Plant-based milks now make up 10% of the overall dairy market, while per capita consumption of milk has dropped 13% in the US and 4.1% in Europe.1 In the UK, Sales of fresh dairy alternatives have risen by 31% from £48 million in 2013 to an estimated £63 million in 2014.2
In general, you can substitute any plant-based milk for dairy milk 1:1, except in recipes where the protein plays an important structural role (e.g. baked applications). You can also try combining beverages like soy or oat and pea to provide a more complete protein.
You may also want to consider the differences in flavour and nutrition. Many milk alternatives have added sugar to mask the "beany" or "cerealy" flavours. In many countries, dairy milk may also be fortified with key nutrients (like vitamins A & D), so look for options that have no (or low) added sugars and contain the same fortified nutrients as milk.
DID YOU KNOW?
Oat beverage is the best milk alternative for creating latte art.
Milk vs. the Alternatives
Based on 100g of product
Cow’s 2% Milk
Good source of complete protein and other essential nutrients. Unsuitable for those with milk allergy, and limited/avoided with lactose intolerance.
Good source of complete protein, contains soy isoflavones. Unsuitable for those with soy allergy.
Good source of protein, but does not contain all essential amino acids (incomplete).
Contains soluble fibre associated with heart-healthy benefits. May contain gluten, so those with coeliac disease/gluten intolerance should avoid.
High in calories, total fat, and saturated fat. Low and incomplete source of protein.
Low and incomplete source of protein. Contains healthy fats from nuts. Unsuitable for those with nut allergies.
Not a good source of protein, and does not contain all essential amino acids (incomplete).
DID YOU KNOW?
Grains and legumes tend to be complementary proteins. Mixing rice and pea beverages can form a complete source of protein. And soy beverage is a complete source on its own.

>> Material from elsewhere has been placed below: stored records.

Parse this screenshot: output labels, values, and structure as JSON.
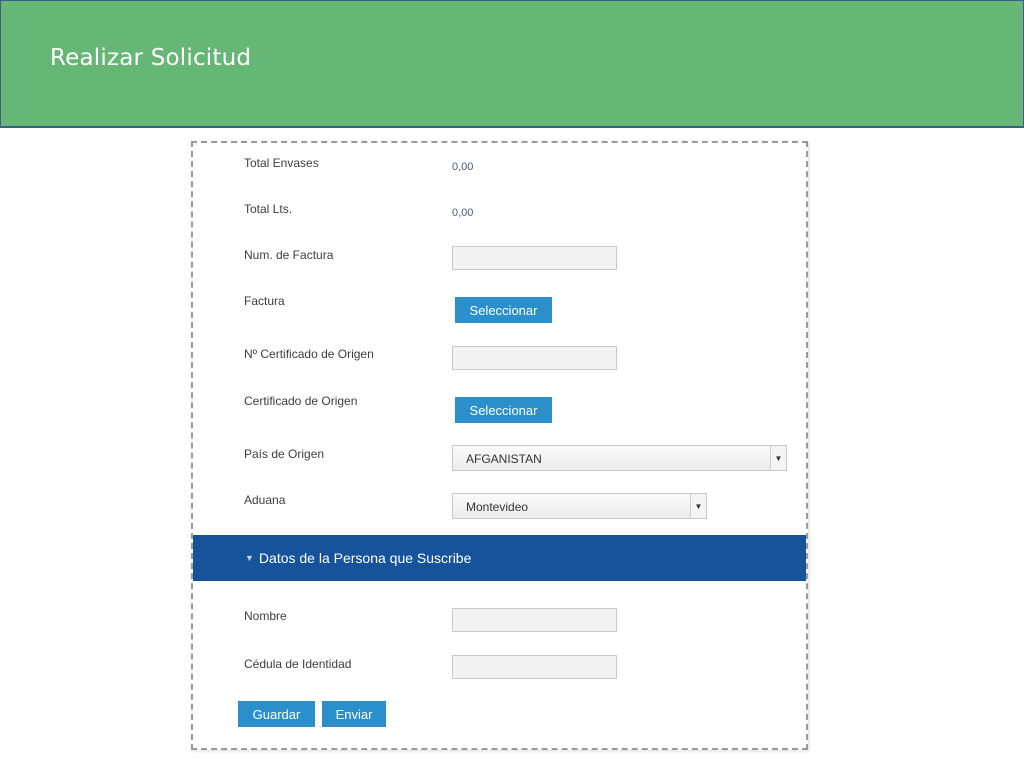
{
  "header": {
    "title": "Realizar Solicitud"
  },
  "form": {
    "total_envases": {
      "label": "Total Envases",
      "value": "0,00"
    },
    "total_lts": {
      "label": "Total Lts.",
      "value": "0,00"
    },
    "num_factura": {
      "label": "Num. de Factura",
      "value": ""
    },
    "factura": {
      "label": "Factura",
      "button_label": "Seleccionar"
    },
    "num_certificado": {
      "label": "Nº Certificado de Origen",
      "value": ""
    },
    "certificado": {
      "label": "Certificado de Origen",
      "button_label": "Seleccionar"
    },
    "pais_origen": {
      "label": "País de Origen",
      "selected": "AFGANISTAN"
    },
    "aduana": {
      "label": "Aduana",
      "selected": "Montevideo"
    }
  },
  "section": {
    "title": "Datos de la Persona que Suscribe",
    "icon": "caret-down-icon"
  },
  "person": {
    "nombre": {
      "label": "Nombre",
      "value": ""
    },
    "cedula": {
      "label": "Cédula de Identidad",
      "value": ""
    }
  },
  "actions": {
    "guardar": "Guardar",
    "enviar": "Enviar"
  },
  "colors": {
    "header_bg": "#66b676",
    "section_bg": "#17539a",
    "button_bg": "#2b8fcb"
  }
}
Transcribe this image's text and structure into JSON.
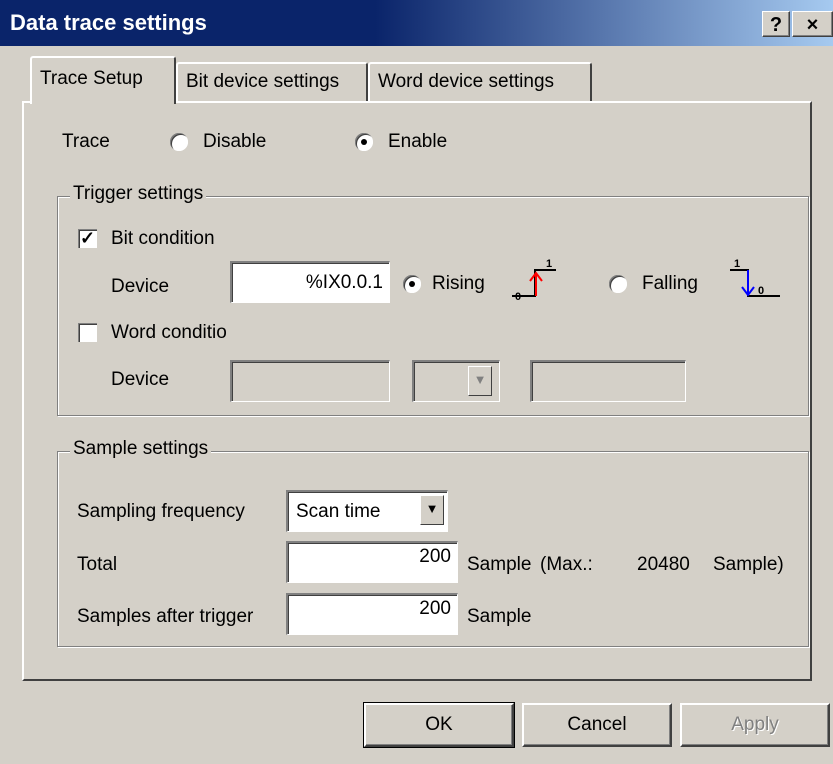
{
  "window": {
    "title": "Data trace settings",
    "help_label": "?",
    "close_label": "×"
  },
  "tabs": [
    {
      "label": "Trace Setup",
      "active": true
    },
    {
      "label": "Bit device settings",
      "active": false
    },
    {
      "label": "Word device settings",
      "active": false
    }
  ],
  "trace": {
    "label": "Trace",
    "disable_label": "Disable",
    "enable_label": "Enable",
    "selected": "Enable"
  },
  "trigger": {
    "group_label": "Trigger settings",
    "bit_condition_label": "Bit condition",
    "bit_condition_checked": true,
    "bit_device_label": "Device",
    "bit_device_value": "%IX0.0.1",
    "rising_label": "Rising",
    "falling_label": "Falling",
    "edge_selected": "Rising",
    "rising_icon_low": "0",
    "rising_icon_high": "1",
    "falling_icon_low": "0",
    "falling_icon_high": "1",
    "word_condition_label": "Word conditio",
    "word_condition_checked": false,
    "word_device_label": "Device",
    "word_device_value": "",
    "word_operator_value": "",
    "word_compare_value": ""
  },
  "sample": {
    "group_label": "Sample settings",
    "frequency_label": "Sampling frequency",
    "frequency_value": "Scan time",
    "total_label": "Total",
    "total_value": "200",
    "total_unit": "Sample",
    "max_label": "(Max.:",
    "max_value": "20480",
    "max_unit": "Sample)",
    "after_label": "Samples after trigger",
    "after_value": "200",
    "after_unit": "Sample"
  },
  "buttons": {
    "ok": "OK",
    "cancel": "Cancel",
    "apply": "Apply"
  },
  "icons": {
    "check_mark": "✓",
    "dropdown": "▼"
  },
  "colors": {
    "rising_edge": "#ff0000",
    "falling_edge": "#0000ff",
    "title_bar": "#0a246a"
  }
}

- FAIRR Sustainable Protein DD09, Feb. 2018.
- British Nutrition Foundation, Protein. www.nutrition.org.uk